So Amir desperately wants the love of his father, but it eludes him. He does not operate from a foundation of grace, but of law . . . so he cannot face his failure and seek forgiveness for his wrongs. Instead, he tries to find atonement by putting Hassan down and coming out the winner.

There are lots of lessons to learn from this story. The message to parents is to make sure your kids know you are proud of them. Don't let them think you love them only when they're good, when they're at their best, and when they perform well. God's love is our model. Because God loved us when we were at our worst (i.e., the cross) - and loves us daily no matter how badly we mess up - we can face our failures with honesty and confidence. We don't have to win or put others down in order to build ourselves up. Amir's life would have been completely different if he had only admitted to Hassan how badly he had failed him. The way up is down. God gives grace to the humble, not to the proud.

Another message is the transforming power of redeeming grace. God loves to rescue hopeless people and situations. No one is hopeless. No problem is beyond God's repair. Fortunately, Amir chooses not to stay stuck in his sin. He decides to make something of his life by redeeming the life of his nephew. In this way Amir is a type of Christ. He gives up himself to save Sohrab, thus creating life out of death.

Even though the religion of Islam pervades the movie, The Kite Runner is really an illustration of how Jesus rescues us from our guilt and shame and makes us lovers of others.

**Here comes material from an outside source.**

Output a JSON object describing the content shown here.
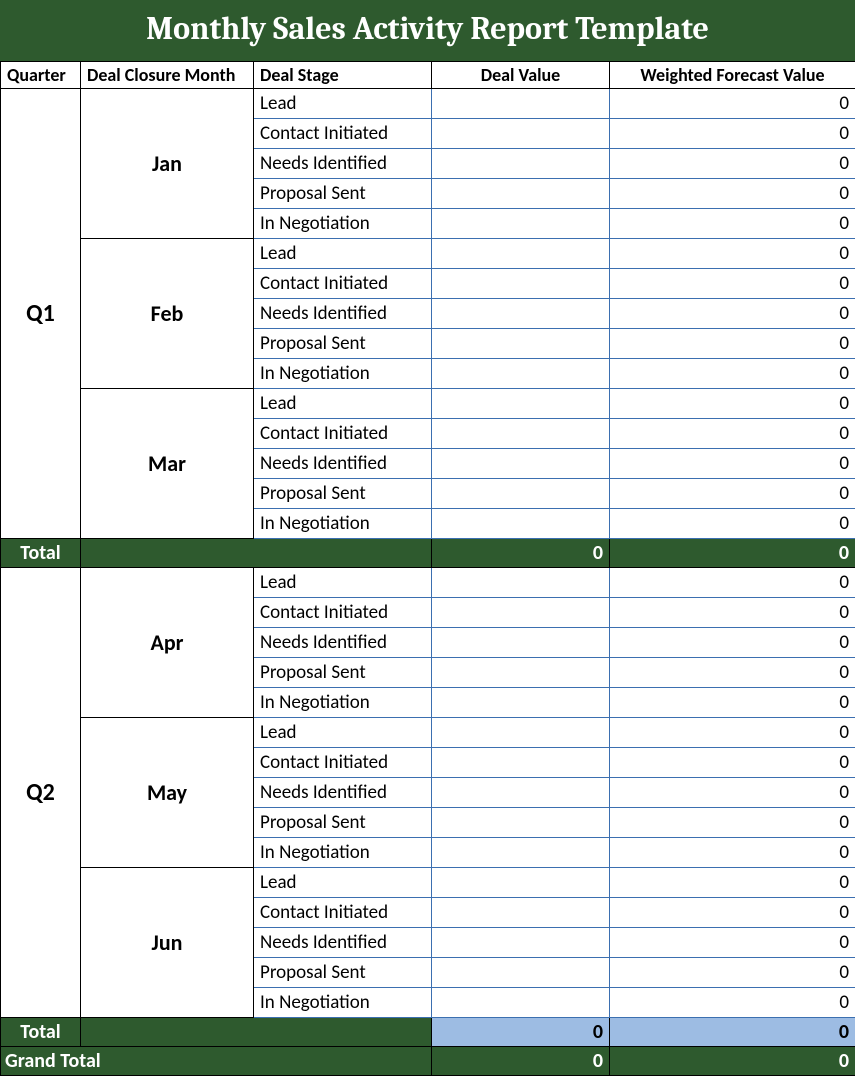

I loved it.


jason said...

i definitely agree with you on this one, mike. this is one of my all-time favorite books and i also found it to be a very faithful adaptation. you would probably like his follow-up novel to kite runner called a thousand splendid suns.

Mike said...

I've already started it!